Julia Jacklin: Crushing

Image Courtesy of Transgressive

Image Courtesy of Transgressive

By John Martin

Julia Jacklin has always worn her heart on her sleeve. The Australian singer-songwriter first drew listeners to her confessional brand of alt-country with singles like “Pool Party” and “Coming of Age” off of her 2016 debut Don’t Let the Kids Win. Wise beyond her years, Jacklin waltzed in ¾ time, mourning the loss of her youth in what bordered on a musical midlife crisis. On her sophomore album, Crushing, she hones that aged and wondrous energy, tightening her focus on love’s disillusionment and eventual dissolution. With a voice that can bring you to tears and guitars that can cut you apart, she explores the complications of her own breakup and ruminates on the version of her life that follows.

An intentionally vague title like Crushing practically begs the listener to explore its plurality of meaning: crushing on someone, crushing something physically, the feeling of being emotionally crushed by an indescribable weight. And while Crushing is certainly a new entry in the canon of great breakup albums, Jacklin is going for something more heart-wrenching than typical relationship drama. The album opens with sobering stillness. On the opening track “Body”, Jacklin tells, in vivid clarity, a story of getting thrown off of an airplane after her boyfriend is caught smoking in the lavatory, all while marching deliberately to a pounding kick drum and a thundering bass line in a style reminiscent of Fleetwood Mac’s “The Chain”. She languishes, “Right there on the Sydney tarmac/I took my luggage down/Said ‘I’m gonna leave you/I’m not a good woman when you’re around’”, as if to grab listeners by the shoulders and inform us that Crushing is not going to be a joyous endeavour.

That’s not to say it’s all doom and gloom.
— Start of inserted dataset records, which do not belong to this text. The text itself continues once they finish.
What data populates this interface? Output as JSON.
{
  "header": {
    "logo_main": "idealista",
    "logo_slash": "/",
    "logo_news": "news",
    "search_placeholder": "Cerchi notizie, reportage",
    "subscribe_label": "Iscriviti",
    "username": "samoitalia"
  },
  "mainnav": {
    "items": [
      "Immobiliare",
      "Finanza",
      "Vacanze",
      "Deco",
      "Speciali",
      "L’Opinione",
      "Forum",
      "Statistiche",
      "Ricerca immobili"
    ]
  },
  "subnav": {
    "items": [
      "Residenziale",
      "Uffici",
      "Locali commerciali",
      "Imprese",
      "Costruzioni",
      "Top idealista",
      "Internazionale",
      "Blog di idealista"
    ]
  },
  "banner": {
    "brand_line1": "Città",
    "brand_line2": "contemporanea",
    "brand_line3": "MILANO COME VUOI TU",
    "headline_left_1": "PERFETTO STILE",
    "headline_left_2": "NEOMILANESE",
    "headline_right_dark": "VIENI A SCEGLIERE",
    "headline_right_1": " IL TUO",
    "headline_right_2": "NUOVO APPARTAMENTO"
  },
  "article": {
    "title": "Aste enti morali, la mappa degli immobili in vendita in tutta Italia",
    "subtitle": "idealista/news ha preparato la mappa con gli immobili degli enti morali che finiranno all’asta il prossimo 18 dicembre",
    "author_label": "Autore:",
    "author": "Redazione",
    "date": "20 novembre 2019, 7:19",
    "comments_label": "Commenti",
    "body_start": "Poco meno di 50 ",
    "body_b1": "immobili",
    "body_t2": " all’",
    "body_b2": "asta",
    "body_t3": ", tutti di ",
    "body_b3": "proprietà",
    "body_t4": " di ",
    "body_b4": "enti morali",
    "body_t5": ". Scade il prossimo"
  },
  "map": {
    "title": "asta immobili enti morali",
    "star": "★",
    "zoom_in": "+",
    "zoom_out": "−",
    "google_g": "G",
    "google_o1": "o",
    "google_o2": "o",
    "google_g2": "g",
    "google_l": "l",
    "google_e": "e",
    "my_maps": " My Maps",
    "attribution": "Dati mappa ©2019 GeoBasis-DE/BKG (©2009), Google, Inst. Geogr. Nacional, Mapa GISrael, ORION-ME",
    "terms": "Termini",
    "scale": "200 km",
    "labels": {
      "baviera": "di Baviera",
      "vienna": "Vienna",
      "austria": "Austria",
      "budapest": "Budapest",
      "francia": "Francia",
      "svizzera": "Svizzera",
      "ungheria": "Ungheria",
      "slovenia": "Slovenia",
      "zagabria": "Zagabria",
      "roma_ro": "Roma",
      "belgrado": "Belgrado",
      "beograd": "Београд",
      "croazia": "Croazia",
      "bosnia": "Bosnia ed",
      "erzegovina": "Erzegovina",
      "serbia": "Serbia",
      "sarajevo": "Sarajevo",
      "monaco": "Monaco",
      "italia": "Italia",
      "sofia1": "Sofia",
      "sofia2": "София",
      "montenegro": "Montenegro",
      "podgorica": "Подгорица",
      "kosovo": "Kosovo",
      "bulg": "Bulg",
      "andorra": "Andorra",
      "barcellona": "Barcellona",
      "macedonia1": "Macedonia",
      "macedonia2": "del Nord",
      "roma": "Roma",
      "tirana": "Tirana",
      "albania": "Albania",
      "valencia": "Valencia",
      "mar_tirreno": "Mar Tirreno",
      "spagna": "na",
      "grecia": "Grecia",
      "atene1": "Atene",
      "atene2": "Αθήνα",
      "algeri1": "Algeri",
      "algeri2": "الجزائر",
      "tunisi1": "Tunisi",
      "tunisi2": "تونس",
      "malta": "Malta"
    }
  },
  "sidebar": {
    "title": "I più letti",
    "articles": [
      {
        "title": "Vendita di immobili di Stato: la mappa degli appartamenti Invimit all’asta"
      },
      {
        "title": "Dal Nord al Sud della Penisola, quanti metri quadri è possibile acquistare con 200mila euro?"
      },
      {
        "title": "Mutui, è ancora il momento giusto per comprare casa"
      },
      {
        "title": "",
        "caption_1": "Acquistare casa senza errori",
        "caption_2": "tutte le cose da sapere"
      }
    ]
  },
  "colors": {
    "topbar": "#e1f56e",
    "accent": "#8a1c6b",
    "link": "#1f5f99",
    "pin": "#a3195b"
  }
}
Instead, Crushing is a prism, refracting a full spectrum of sentiments one can feel after a breakup. Jacklin longs for stasis on “Don’t Know How to Keep Loving You” (“I want your mother to stay friends with mine”). On “Good Guy”, she pleads to a hook-up, “Tell me I’m the love of your life/Even if you don’t feel it,” although she sings “I don’t ever want anyone to take your place” about her ex-boyfriend earlier on the album. “Pressure to Party” finds her grappling with internalized anxieties about how to behave in the wake of a failed relationship. In a hearty yelp (almost a yodel), she rails against phrases like ‘you gotta get back out there’ and resolves to be isolated until she “[tries] to love again soon”. It’s frenzied moments of elation like these that portray her as more of an agent than a victim.

Jacklin draws a throughline of body reclamation and self-empowerment throughout the album. On “Head Alone”, she virtually screams “I had your back more than I had mine!” through breathy sighs as wailing guitars create one of the most cathartic moments on Crushing. But instead of fixating on regrettable devotion, she flips the script. Later on the ironically titled “You Were Right”, she sings “I started listening to your favorite band the night I stopped listening to you”, as a veritable ‘fuck you’ to her ex. Though Jacklin laments formerly being accommodating, she frames her path to self-ownership as both physical and mental. With lyrics like “I don’t want to be touched all the time/I raised my body up to be mine”, she entangles the shift toward empowerment with the rejection of oppressive physical touch. And in doing so, Crushing is as much of a lyrical masterclass as it is a feminist triumph.

This roaring energy comes to a climax three minutes into “Turn Me Down”, where her voice builds from a whimper to a demand while repeating the titular phrase in a cascading melody. Reports say that Jacklin broke down on the floor of her studio while recording takes of this section. If it weren’t so awe-inspiring, the song would honestly be painful to listen to. But in Jacklin’s hands, the pain is mediated by striking confessional narratives and songwriting that could stop you in your tracks. The final moments on Crushing are as solemn and entrancing as the first, culminating in a statement of resignation: “I can’t be the one to hold you/When I was the one who left.”

MusicSteven Norwalk